UPDATE: A month after the 6th Circuit U.S. Court of Appeals ruled that Western Michigan University officials had unconstitutionally infringed on the religious liberty rights of student-athletes who had applied for religious exemptions to the school’s COVID vaccine mandate, the school has now granted those exemptions. The students will not be kicked off of their respective sports teams for failing to take the vaccine, but they do have to continue wearing a mask and must test weekly.
The original story on this court case can be read below.
The Sixth Circuit Court of Appeals ruled unanimously in favor of a group of student athletes at Western Michigan University (WMU) who were seeking a religious exemption from the school’s COVID-19 vaccine mandate.
The 16 athletes, who are mostly female, sought a vaccine exemption on religious grounds but were ignored or denied. They then filed a federal civil rights suit against the school. U.S. District Judge Paul Maloney initially ruled that the WMU vaccine requirement likely violates the athlete’s constitutional rights to follow their Christian faith and ordered a 14-day temporary restraining order on the university’s shot mandate for athletes. The university appealed to the Sixth Circuit Appeals Court, but a three-judge panel with the Sixth Circuit Appeals Court declined to block the initial ruling.
“We do not doubt (WMU’s) good faith, nor do we fail to appreciate the burdens COVID-19 has placed on this nation’s universities,” the court explained in a 3-0 opinion. “But having announced a system under which student athletes can seek individualized exemptions, the university must explain why it chose not to grant any to plaintiffs. And it did not fairly do so here…. By conditioning the privilege of playing sports on plaintiffs’ willingness to abandon their sincere religious beliefs, the University burdened their free exercise rights.”
The panel further contended that the athletes were likely to prevail on their constitutional argument if the university pursued an appeal.
WMU argued that its vaccination policy is neutral towards religion, and athletes who seek a religious exemption, while unable to compete, are still considered members of the team and can keep their scholarships. However, the appeals courts was not persuaded by the school’s reasoning, stating, “Yet playing on the team, and not just receiving a scholarship, is their goal, a point the university itself recognized.”
The student athletes, who participate in intercollegiate soccer, basketball, and four other sports, said that they are “devoted Christian people,” who believe that the Bible and their faith have guided their decisions to seek religious exemptions for the COVID-19 vaccine.
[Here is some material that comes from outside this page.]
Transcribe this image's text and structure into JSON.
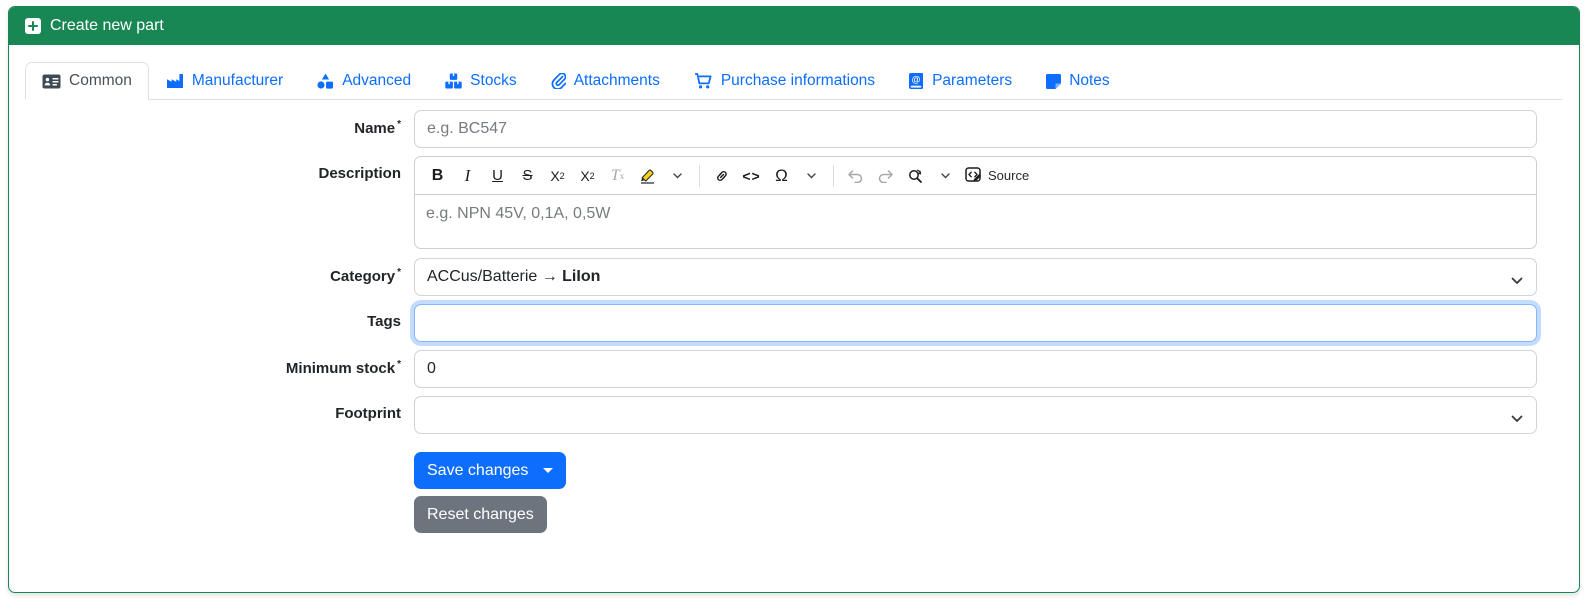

The court’s ruling did allow WMU to require the unvaccinated student athletes to wear a mask at practice or submit to regular testing.
Mat Staver, founder and chairman of Liberty Counsel, which represented the students, hailed the ruling by saying, “This is a great victory for these athletes against these unlawful COVID shot mandates. Western Michigan University violates federal law when these school officials deny these students’ religious exemptions. No school may force or coerce anyone to take these injections, and certainly not when doing so violates sincerely held religious beliefs.”
The decision is similar to a federal judge’s ruling that medical students at Edward Via College of Osteopathic Medicine (VCOM) must be granted the right to religious exemptions and allowed to see patients despite that exemption. Generally speaking, vaccine mandates at universities to this point are being upheld in court; however, the courts are also ruling that those mandates must grant religious exemptions to students under the Constitution’s clear protection of religious liberty. Unless these unvaccinated athletes are actually sick with COVID-19 and therefore contagious, there is no reason why they should not be allowed to play as fully active members of their teams.